*** RECORDS SUPPLIED ***

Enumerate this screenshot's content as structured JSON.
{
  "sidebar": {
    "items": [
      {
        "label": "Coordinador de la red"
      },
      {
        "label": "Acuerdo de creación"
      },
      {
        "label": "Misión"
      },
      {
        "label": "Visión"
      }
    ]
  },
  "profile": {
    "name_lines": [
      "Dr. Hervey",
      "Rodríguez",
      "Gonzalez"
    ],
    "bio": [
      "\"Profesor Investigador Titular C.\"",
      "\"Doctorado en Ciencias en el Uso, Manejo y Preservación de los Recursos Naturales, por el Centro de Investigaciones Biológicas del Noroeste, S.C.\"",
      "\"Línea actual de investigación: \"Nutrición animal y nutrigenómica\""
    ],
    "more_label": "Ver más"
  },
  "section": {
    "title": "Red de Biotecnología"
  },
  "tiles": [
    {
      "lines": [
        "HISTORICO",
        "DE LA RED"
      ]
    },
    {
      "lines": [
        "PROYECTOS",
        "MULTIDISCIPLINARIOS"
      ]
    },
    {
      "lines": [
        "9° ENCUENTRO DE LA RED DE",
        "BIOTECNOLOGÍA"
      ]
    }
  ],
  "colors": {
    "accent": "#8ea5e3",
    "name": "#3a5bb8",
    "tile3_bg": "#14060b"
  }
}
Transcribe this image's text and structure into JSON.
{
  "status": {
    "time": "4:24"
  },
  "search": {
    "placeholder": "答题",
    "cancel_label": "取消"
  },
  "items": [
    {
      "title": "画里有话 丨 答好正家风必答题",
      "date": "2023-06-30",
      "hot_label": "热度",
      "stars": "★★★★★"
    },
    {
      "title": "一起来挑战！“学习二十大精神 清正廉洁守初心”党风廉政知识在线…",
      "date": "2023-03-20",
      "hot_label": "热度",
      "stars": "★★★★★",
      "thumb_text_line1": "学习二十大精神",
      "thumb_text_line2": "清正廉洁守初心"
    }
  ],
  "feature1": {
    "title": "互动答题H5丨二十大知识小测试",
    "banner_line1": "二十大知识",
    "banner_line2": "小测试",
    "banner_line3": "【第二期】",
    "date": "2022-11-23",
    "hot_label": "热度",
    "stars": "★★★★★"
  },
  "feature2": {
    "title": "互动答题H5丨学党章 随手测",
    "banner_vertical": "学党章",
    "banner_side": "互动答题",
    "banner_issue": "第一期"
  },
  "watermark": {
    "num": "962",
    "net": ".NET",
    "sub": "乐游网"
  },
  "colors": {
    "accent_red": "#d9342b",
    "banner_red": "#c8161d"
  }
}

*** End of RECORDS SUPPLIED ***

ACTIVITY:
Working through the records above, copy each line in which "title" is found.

ANSWER TO THIS EXERCISE:
    "title": "Red de Biotecnología"
      "title": "画里有话 丨 答好正家风必答题",
      "title": "一起来挑战！“学习二十大精神 清正廉洁守初心”党风廉政知识在线…",
    "title": "互动答题H5丨二十大知识小测试",
    "title": "互动答题H5丨学党章 随手测",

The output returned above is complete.